WORK TO BE COMPLETED
Would you please copy each line of the data in which the string "JSON" occurs?

ENTRIES SUPPLIED
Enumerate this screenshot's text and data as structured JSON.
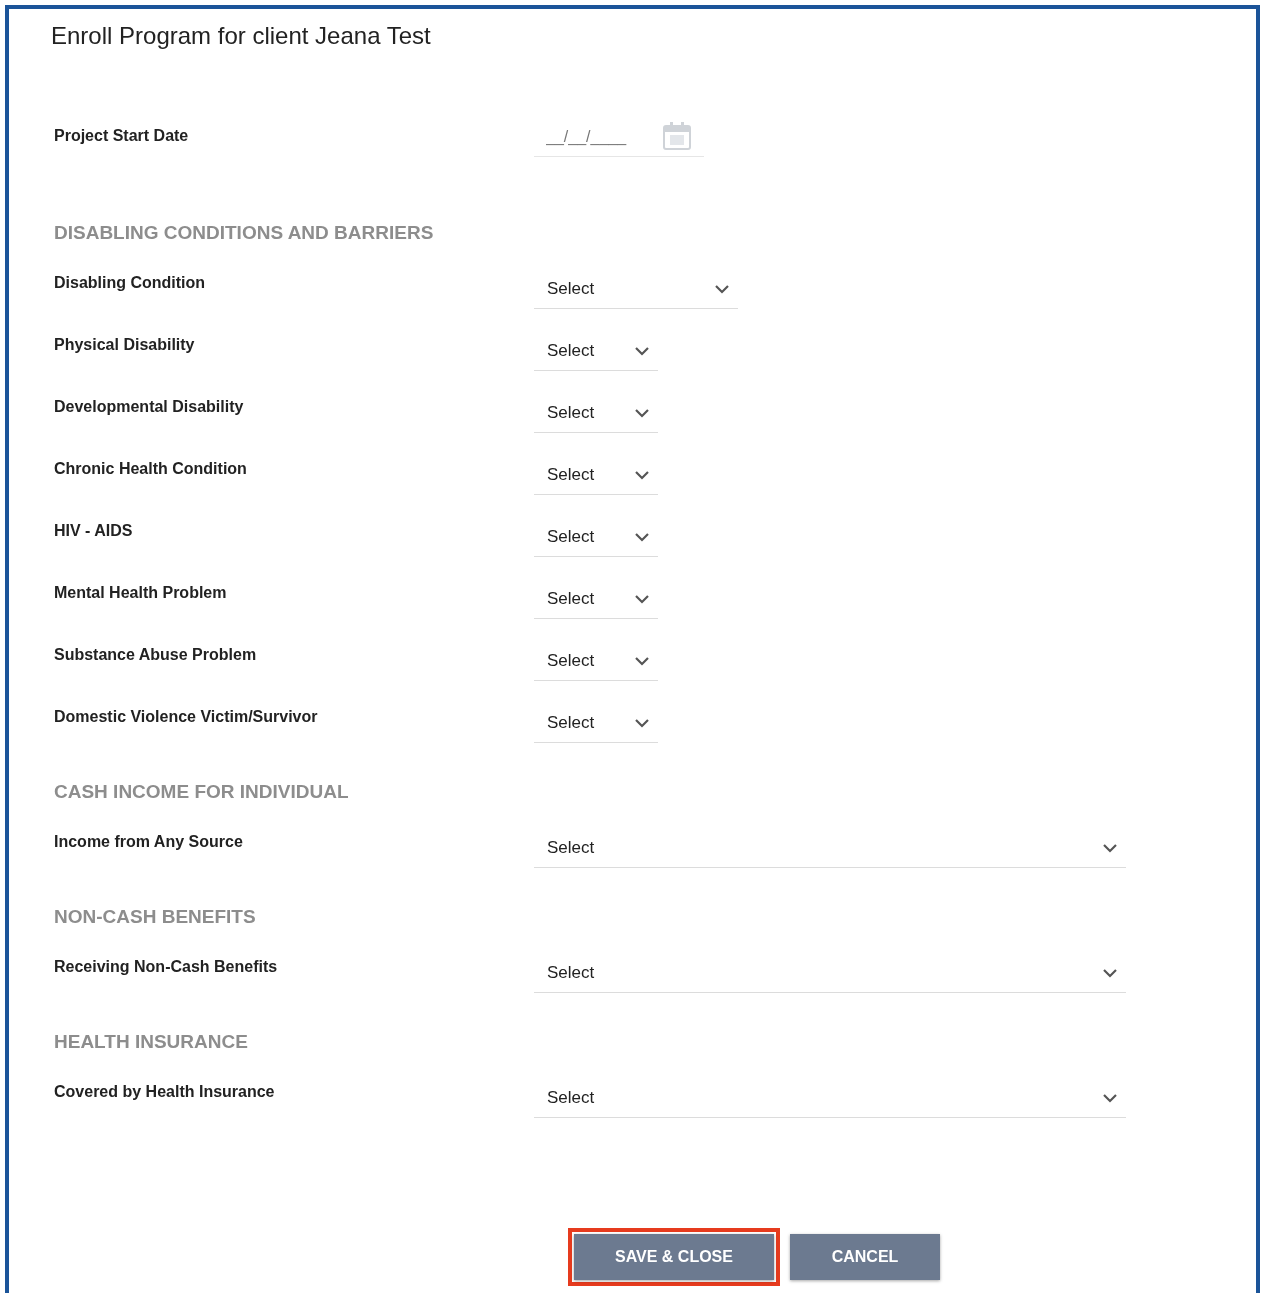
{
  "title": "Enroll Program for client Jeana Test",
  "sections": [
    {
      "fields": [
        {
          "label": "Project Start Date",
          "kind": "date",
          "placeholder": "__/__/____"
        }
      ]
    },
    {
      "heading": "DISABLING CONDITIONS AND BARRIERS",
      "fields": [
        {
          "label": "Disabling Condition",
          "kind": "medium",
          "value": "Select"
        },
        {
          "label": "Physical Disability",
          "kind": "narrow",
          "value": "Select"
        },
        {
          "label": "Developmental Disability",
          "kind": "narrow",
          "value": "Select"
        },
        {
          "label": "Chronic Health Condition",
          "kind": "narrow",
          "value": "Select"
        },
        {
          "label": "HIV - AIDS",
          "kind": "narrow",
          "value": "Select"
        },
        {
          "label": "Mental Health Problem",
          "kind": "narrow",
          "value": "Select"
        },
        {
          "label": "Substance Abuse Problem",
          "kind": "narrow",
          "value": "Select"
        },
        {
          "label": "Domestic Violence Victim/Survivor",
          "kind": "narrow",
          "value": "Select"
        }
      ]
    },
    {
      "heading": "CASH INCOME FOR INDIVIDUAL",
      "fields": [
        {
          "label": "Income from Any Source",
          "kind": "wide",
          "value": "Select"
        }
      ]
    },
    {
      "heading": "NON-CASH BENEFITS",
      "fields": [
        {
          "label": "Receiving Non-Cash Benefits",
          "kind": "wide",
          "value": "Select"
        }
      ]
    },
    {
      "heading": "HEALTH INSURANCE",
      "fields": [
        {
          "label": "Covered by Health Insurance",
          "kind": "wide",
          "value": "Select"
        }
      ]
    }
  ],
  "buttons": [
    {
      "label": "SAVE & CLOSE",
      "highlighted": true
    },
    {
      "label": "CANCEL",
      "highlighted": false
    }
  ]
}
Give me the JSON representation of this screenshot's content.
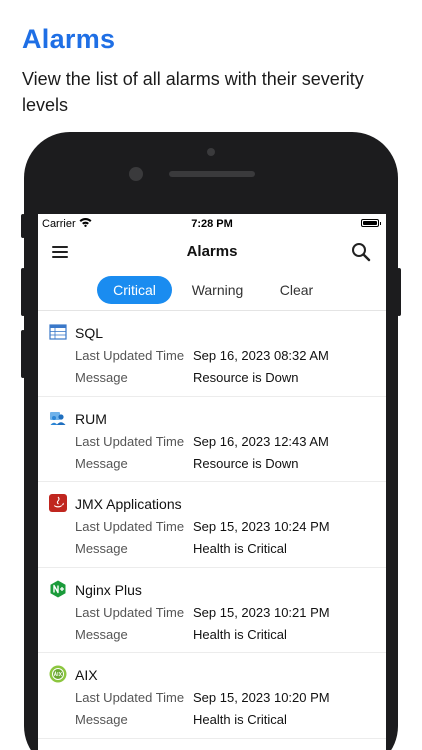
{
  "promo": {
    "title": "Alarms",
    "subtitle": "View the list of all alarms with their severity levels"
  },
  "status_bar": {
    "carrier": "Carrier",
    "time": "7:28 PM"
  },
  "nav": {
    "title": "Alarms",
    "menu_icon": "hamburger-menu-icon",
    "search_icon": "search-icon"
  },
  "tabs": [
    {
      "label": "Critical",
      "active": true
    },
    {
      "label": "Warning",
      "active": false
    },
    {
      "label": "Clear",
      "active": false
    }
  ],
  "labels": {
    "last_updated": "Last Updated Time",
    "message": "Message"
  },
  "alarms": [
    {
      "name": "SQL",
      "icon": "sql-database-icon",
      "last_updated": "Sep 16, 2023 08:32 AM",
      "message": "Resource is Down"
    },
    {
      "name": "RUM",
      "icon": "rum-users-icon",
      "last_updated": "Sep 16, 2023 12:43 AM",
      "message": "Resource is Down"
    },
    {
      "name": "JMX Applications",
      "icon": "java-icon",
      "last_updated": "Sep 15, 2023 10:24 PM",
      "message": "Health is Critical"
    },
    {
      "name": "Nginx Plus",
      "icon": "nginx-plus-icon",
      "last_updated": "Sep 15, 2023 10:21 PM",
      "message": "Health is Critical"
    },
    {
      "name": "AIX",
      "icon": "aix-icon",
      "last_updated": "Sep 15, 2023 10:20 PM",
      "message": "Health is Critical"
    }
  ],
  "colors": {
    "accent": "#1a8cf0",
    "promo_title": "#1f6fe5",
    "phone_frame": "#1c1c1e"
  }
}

TASK RESPONSE
Enumerate this screenshot's text and data as structured JSON.
Give me the JSON representation of this screenshot's content.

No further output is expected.